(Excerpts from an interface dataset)
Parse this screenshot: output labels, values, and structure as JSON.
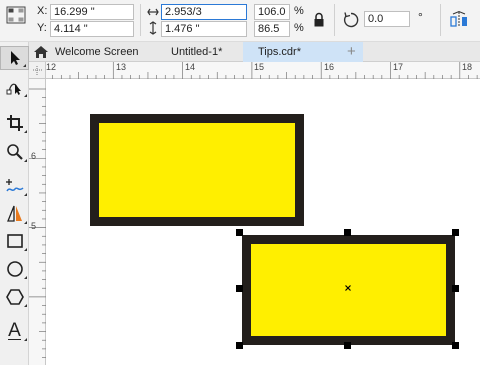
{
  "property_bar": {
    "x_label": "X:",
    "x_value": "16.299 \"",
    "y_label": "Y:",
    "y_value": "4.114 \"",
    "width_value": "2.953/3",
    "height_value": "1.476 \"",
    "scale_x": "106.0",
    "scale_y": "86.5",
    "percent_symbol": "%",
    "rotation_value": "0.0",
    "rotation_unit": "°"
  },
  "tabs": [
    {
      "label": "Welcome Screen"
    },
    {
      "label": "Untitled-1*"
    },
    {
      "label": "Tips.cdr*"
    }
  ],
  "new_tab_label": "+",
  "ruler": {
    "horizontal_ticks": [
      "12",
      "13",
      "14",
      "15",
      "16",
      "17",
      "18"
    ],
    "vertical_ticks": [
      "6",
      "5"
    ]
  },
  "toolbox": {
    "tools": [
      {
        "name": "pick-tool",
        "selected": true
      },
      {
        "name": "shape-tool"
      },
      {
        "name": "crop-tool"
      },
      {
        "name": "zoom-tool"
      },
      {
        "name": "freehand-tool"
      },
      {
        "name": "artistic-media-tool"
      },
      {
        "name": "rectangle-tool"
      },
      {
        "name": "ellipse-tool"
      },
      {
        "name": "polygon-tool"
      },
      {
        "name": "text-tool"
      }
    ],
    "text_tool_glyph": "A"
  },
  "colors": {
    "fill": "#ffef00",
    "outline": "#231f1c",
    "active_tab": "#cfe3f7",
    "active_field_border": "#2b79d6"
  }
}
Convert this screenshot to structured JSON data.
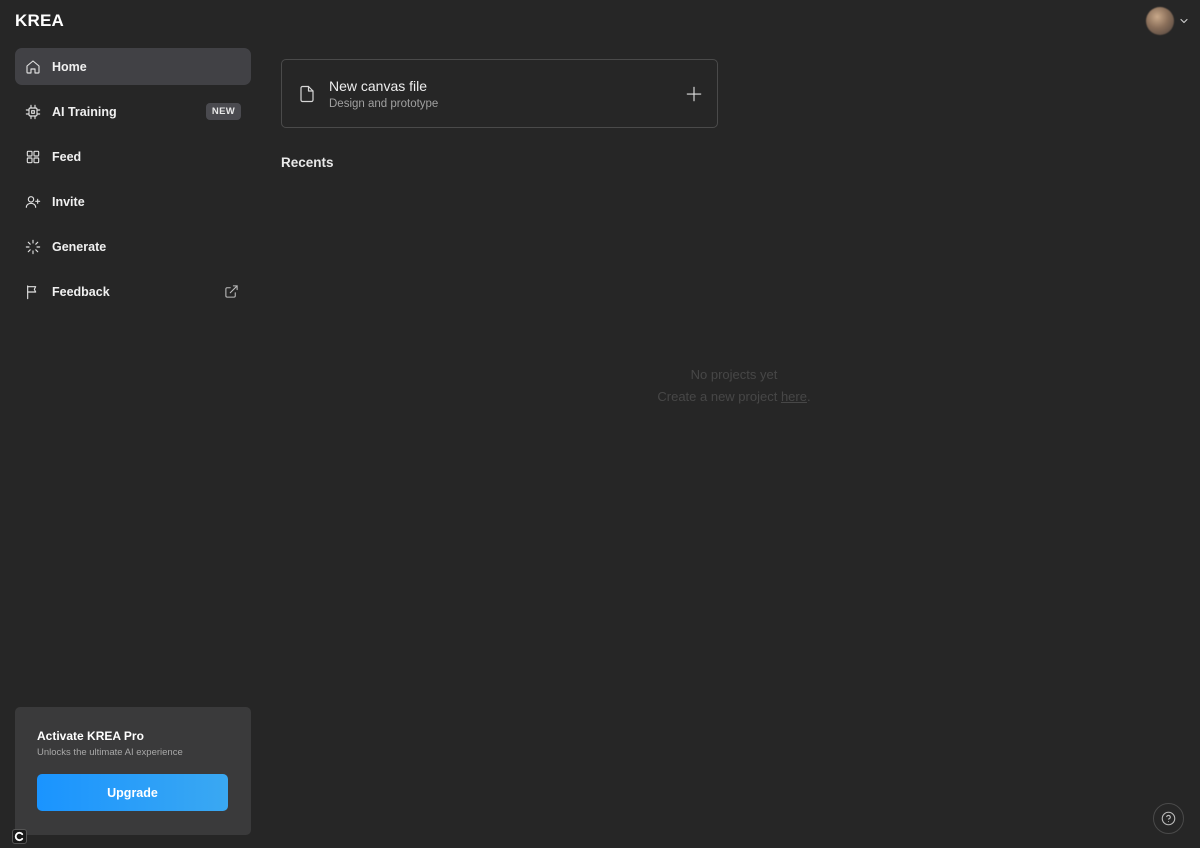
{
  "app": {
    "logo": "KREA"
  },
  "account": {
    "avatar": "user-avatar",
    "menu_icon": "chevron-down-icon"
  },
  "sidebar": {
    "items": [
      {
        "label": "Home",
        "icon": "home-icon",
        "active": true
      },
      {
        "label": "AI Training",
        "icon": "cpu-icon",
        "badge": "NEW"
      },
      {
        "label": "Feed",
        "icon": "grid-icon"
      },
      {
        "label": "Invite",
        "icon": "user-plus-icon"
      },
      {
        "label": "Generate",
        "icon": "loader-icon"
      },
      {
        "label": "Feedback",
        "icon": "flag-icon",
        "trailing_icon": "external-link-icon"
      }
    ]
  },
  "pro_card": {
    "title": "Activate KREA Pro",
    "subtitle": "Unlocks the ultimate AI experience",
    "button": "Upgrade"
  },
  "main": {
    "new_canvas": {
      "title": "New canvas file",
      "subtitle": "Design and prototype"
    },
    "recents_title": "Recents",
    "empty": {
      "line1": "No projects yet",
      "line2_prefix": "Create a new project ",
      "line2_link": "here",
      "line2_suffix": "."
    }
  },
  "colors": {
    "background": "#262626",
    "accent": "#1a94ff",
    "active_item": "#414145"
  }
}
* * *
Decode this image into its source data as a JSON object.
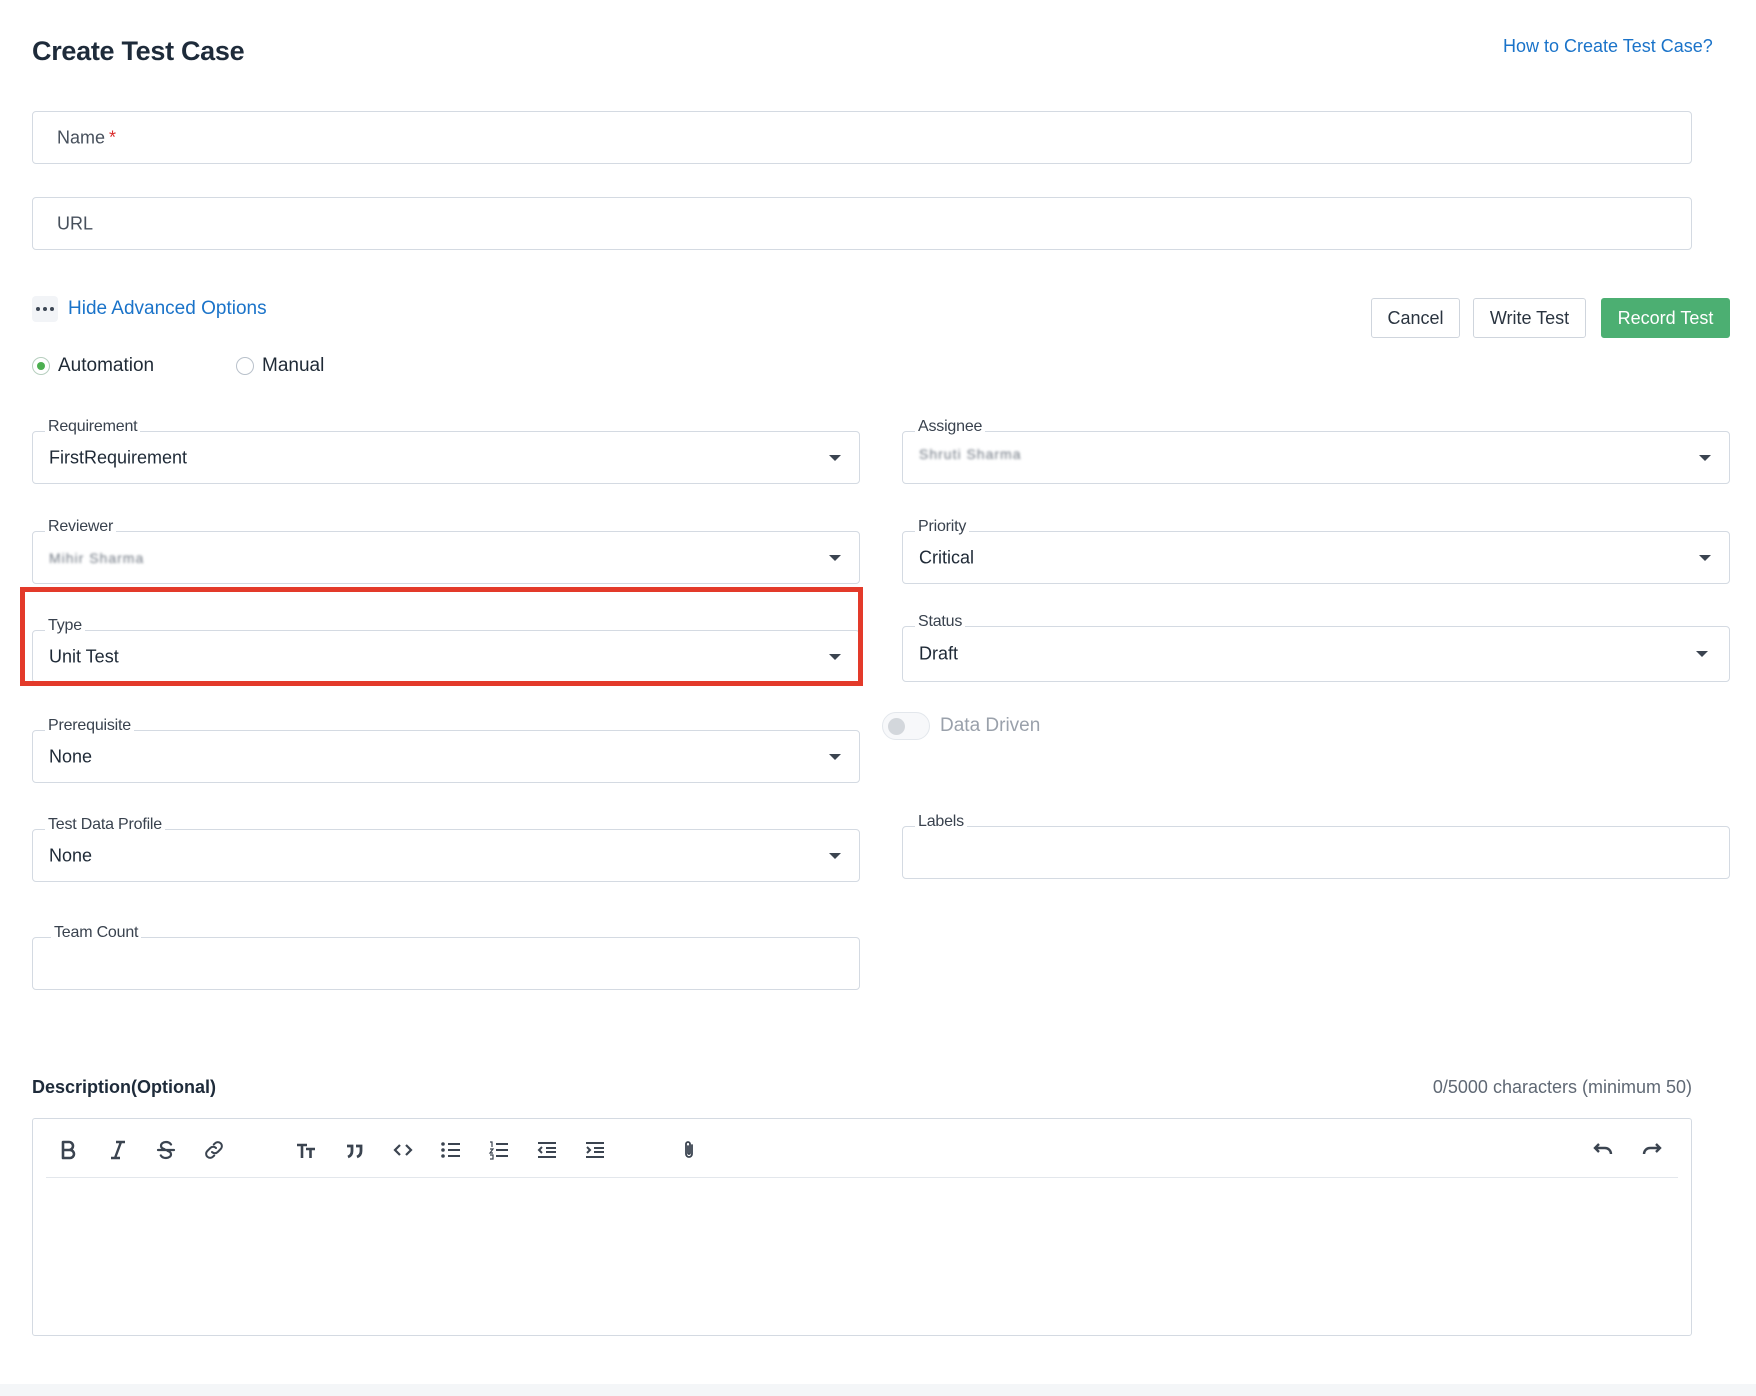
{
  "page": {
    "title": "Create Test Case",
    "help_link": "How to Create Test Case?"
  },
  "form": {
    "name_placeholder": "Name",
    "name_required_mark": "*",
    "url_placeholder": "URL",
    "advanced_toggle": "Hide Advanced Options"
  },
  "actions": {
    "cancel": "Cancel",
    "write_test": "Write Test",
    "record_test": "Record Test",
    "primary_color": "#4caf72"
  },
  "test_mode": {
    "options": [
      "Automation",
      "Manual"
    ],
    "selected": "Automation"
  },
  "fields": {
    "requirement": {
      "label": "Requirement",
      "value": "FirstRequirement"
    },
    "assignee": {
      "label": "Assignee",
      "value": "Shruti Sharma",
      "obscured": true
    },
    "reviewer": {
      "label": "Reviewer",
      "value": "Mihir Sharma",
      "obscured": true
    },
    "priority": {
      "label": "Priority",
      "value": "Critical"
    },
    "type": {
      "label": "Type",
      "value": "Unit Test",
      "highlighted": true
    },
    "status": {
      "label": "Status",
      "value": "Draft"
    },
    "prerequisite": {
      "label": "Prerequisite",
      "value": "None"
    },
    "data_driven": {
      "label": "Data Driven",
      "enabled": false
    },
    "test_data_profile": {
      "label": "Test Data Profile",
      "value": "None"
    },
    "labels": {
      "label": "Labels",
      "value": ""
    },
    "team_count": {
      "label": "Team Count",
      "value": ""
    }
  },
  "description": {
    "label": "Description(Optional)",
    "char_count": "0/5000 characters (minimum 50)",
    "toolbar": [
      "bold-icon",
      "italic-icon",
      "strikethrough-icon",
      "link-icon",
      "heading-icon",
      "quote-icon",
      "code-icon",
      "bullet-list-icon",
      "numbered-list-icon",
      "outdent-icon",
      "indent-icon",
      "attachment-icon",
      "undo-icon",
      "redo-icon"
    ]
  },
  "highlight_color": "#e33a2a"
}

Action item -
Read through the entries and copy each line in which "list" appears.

Output below -
      "bullet-list-icon",
      "numbered-list-icon",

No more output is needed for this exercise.